The city is considering selling the properties for redevelopment and allowing construction of three or four residential towers up to 34 storeys, plus commercial space as well as possible housing for seniors, below-market rental housing and even space for a new library. The latter would be achieved as density bonuses for allowing developers to build higher than the 26 storeys currently allowed in the Inlet Centre transit-oriented development area.
In a report presented to council, Port Moody’s general manager of finance and technology, Paul Rockwood, said the site “presents a unique opportunity to provide a landmark development like Newport Village, Suter Brook and Klahanie.”
He said there has been “strong developer interest” in purchasing the sites and developing them according to parameters, which include provisions for public space, environmental enhancements to Suter Brook Creek, which runs through the site, road improvements and building a range of housing.
Proceeds from the sale of the properties could be used to build a new public works yard, upgrade playing fields at Inlet Park, purchase more park land and help repay municipal debt.

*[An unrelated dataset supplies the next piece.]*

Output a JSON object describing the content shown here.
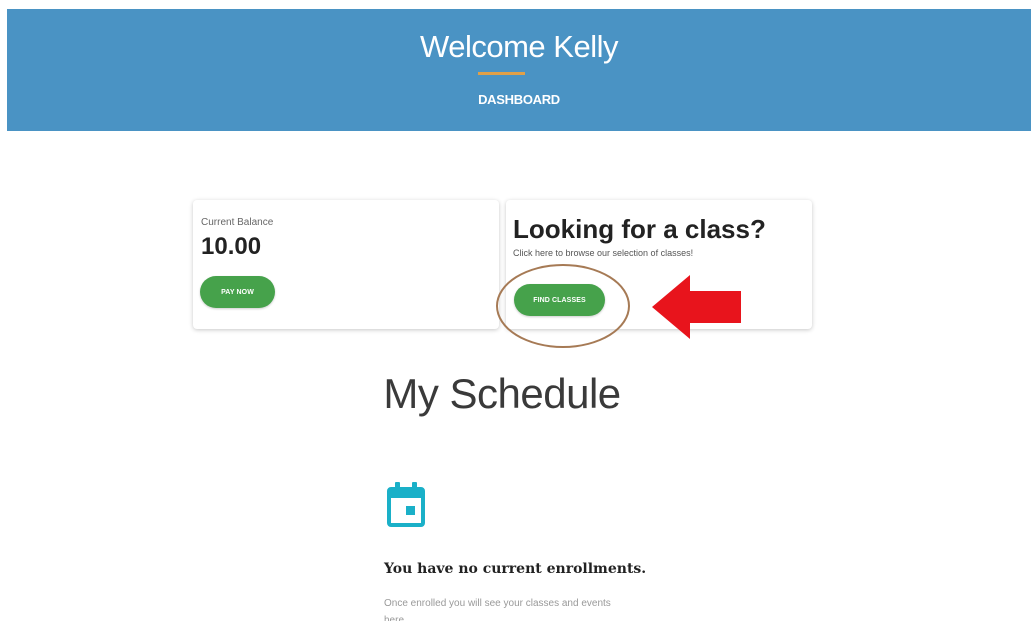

Rosemary Lodge, Port Moody’s manager of communications and engagement, said a public information meeting held Dec. 4 recorded 63% support for redeveloping the 19,000-square metre site while 25% of survey respondents did not want to see any kind of development. Respondents to indicated concerns about traffic congestion and parking problems, as well as its environmental impact and the diminution of Port Moody’s “community feel.”
Coun. Hunter Madsen said selling the properties to developers to put up highrise condos “is an abdication of our responsibility to hold onto this valuable land for future generations.”
He said it would also restrict the city’s ability to expand its adjacent civic centre.
“Where is the vision of the staff and council for thinking ahead to the community’s future needs?”
Jan. 31, 2018: An earlier version of this article misspelled the name of Port Moody's general manager of finance and technology. The correct spelling is Paul Rockwood.